A broken leg is a Tripawd parent’s worst nightmare. But Spree is proof that a full recovery and a great quality of life afterward is entirely possible. We recently caught up with this life-long Tripawd to find out how she did it.
From a Puppy Tripawd to Grown Up Queen Bee, Spree Bounces Back Again
Spree was just 1.5 years old when we met her in 2010 at Canine Health Resort in Fort Collins, Colorado. This adorable puppy was born with a poorly formed front leg and became a Tripawd at 15 weeks old. Shortly after that, she underwent a bi-lateral femoral head ostectomy (FHO) surgery on both hips. The young dog went through a lot during her first two years but thanks to excellent ongoing canine rehabilitation therapy, Spree enjoys an excellent quality of life.
She rules the pack at Canine Health Resort, where dogs of all ages and abilities come to recuperate after major surgery at nearby Colorado State University’s veterinary teaching hospital. “She’s the Queen Bee around here,” reports Connie Fredman, who runs the medical boarding facility.
An extensive regimen of weekly massage and Tripawd rehab therapy sessions, along with ongoing pain management modalities like acupuncture have helped Spree stay active and strong. A daily regimen of medications including Gabapentin, Tramadol and Amantadine as well as fish oil and bone building supplements have also contributed to her resiliency. She gets blood work done every six months to ensure the pain management routine is kind to her health, and so far, so good.
But last winter, disaster struck. Spree started limping. Preliminary diagnostics were inconclusive, so vets performed a bone biopsy in her left hind leg to find out why. And that’s when things went terribly wrong. The bone biopsy shattered her leg. Spree the Tripawd was left with only two good limbs.
This 8.5 year old therapy dog didn’t have bone cancer, but the blood supply to her bone had dried up and made it brittle. The bone was necrotic and the only way to save her shattered limb was to surgically implant metal plates. Thankfully, the surgery worked but much of 2017 was spent in recovery mode. From swimming sessions twice a week in an indoor pool, to stem cell therapy, cold laser and acupuncture treatments, Spree’s long year of hard work has finally paid off.
“She’s doing well, she’s got a good spirit about her,” says Connie. As scary as a remaining rear leg surgery on a Tripawd can be, she says the recovery wasn’t too bad. “The worst part for her was that she didn’t get to sit in front of the car when we went places,” says Connie.
With a long recovery year behind her, Spree can get back to doing what she loves most.

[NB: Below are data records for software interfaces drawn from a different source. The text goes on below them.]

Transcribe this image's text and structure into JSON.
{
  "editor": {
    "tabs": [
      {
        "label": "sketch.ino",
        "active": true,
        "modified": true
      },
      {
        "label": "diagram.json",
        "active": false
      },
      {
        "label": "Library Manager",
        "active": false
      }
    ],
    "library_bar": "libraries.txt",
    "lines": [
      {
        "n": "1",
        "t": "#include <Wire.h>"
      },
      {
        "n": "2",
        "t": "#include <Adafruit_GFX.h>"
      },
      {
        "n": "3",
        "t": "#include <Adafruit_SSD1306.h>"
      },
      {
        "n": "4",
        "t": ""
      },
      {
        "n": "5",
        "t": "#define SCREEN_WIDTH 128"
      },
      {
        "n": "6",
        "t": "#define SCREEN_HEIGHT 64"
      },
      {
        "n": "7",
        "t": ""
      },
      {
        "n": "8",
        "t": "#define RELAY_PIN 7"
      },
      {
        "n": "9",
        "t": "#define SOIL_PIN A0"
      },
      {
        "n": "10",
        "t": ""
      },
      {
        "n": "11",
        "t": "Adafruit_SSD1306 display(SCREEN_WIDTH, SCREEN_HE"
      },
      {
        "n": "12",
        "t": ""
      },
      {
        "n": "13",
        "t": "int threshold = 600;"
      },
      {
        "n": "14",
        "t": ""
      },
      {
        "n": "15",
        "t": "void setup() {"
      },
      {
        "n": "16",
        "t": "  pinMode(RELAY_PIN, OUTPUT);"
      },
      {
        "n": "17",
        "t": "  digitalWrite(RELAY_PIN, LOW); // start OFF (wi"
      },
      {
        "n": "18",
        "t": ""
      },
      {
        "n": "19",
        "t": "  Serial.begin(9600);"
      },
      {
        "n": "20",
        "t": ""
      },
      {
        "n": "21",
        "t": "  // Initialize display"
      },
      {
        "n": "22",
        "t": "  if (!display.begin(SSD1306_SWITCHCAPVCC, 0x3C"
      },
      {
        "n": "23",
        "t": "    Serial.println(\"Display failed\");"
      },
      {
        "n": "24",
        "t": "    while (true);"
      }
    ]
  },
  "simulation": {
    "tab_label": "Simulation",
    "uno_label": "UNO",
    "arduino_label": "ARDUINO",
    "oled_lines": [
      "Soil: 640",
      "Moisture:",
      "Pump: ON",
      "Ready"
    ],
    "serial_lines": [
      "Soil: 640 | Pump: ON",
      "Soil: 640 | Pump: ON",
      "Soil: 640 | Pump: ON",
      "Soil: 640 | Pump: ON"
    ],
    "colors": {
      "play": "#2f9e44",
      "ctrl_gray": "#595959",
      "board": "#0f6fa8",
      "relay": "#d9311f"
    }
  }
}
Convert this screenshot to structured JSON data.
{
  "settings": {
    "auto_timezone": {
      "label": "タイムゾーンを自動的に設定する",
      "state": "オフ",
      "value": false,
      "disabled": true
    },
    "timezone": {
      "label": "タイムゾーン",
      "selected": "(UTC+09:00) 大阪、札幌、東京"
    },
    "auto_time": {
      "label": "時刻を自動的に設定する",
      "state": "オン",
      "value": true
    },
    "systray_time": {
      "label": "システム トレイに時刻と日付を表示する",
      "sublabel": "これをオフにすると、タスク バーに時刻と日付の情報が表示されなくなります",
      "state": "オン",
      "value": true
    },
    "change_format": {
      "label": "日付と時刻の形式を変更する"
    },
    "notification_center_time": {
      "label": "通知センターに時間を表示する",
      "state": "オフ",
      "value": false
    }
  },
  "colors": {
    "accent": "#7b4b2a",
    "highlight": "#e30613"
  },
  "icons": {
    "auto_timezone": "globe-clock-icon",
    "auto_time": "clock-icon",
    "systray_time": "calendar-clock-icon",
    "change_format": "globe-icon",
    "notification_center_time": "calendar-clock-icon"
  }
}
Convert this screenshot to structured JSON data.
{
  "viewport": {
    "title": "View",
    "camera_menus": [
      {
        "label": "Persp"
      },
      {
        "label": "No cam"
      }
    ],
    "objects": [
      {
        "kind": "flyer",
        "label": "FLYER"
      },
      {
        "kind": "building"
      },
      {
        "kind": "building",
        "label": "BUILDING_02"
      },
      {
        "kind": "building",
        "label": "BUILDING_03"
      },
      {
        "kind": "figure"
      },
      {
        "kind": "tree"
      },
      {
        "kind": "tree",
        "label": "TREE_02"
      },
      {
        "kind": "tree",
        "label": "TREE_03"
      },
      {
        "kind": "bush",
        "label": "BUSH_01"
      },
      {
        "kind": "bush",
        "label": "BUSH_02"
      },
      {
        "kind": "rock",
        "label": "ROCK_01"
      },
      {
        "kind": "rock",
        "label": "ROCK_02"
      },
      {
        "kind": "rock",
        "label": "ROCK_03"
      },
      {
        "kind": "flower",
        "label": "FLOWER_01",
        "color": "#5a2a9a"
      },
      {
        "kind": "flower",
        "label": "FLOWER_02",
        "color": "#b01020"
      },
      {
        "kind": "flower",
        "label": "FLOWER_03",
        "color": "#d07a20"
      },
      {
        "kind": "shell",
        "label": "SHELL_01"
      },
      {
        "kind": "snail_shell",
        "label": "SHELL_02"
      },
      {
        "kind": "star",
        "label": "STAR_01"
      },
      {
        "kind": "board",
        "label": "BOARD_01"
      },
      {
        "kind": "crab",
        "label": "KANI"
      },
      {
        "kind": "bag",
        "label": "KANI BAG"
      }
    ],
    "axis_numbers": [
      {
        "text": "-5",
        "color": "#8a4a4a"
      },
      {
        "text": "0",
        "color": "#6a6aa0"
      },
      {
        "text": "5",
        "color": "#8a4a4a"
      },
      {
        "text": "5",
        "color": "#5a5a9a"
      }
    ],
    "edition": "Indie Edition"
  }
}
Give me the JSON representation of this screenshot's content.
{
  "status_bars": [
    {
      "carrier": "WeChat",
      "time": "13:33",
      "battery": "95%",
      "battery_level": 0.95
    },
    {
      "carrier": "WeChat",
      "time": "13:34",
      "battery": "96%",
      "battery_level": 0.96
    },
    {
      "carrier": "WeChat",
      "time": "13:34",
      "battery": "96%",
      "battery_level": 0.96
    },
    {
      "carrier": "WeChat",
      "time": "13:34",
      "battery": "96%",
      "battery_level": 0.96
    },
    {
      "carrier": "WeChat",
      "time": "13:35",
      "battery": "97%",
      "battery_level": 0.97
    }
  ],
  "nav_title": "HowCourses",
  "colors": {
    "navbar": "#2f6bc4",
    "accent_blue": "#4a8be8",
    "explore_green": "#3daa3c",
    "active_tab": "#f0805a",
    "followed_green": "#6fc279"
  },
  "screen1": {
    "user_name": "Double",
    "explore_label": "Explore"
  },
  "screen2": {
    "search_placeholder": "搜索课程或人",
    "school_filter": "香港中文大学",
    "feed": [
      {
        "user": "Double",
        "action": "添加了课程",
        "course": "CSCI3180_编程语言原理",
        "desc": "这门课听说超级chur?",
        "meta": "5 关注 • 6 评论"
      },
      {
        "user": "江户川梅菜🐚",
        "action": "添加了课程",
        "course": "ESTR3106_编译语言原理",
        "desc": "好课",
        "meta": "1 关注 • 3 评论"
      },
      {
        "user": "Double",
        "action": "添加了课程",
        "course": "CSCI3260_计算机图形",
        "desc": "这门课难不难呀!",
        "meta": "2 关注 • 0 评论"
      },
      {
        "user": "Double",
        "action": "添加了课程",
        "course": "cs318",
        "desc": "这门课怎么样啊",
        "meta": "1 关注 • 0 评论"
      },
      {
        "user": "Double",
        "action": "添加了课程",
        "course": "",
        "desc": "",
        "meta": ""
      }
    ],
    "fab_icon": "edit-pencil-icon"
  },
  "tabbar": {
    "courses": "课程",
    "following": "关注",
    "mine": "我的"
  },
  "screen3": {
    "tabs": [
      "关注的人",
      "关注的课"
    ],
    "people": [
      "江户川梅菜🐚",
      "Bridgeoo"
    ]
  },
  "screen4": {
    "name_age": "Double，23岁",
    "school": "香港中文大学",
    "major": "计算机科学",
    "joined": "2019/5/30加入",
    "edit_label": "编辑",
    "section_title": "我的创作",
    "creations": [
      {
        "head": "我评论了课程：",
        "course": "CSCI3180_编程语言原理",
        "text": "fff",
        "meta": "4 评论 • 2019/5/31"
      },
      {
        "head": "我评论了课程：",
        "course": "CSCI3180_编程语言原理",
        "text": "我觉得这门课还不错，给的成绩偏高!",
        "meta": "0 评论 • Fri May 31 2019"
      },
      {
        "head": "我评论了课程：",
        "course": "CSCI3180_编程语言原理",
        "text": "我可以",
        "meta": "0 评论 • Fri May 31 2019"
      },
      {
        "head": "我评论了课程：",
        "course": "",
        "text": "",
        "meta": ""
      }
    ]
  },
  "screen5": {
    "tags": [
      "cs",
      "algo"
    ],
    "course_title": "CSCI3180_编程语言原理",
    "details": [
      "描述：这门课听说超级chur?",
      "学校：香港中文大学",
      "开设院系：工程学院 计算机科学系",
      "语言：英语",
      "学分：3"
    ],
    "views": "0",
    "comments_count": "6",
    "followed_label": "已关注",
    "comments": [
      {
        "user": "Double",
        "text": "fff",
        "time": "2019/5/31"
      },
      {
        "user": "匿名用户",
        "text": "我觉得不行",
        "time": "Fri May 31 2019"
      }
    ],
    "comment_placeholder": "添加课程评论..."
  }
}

From her therapy dog days at the library to competing at the Doggy Olympics, there’s no end to the many ways she inspires people wherever she goes.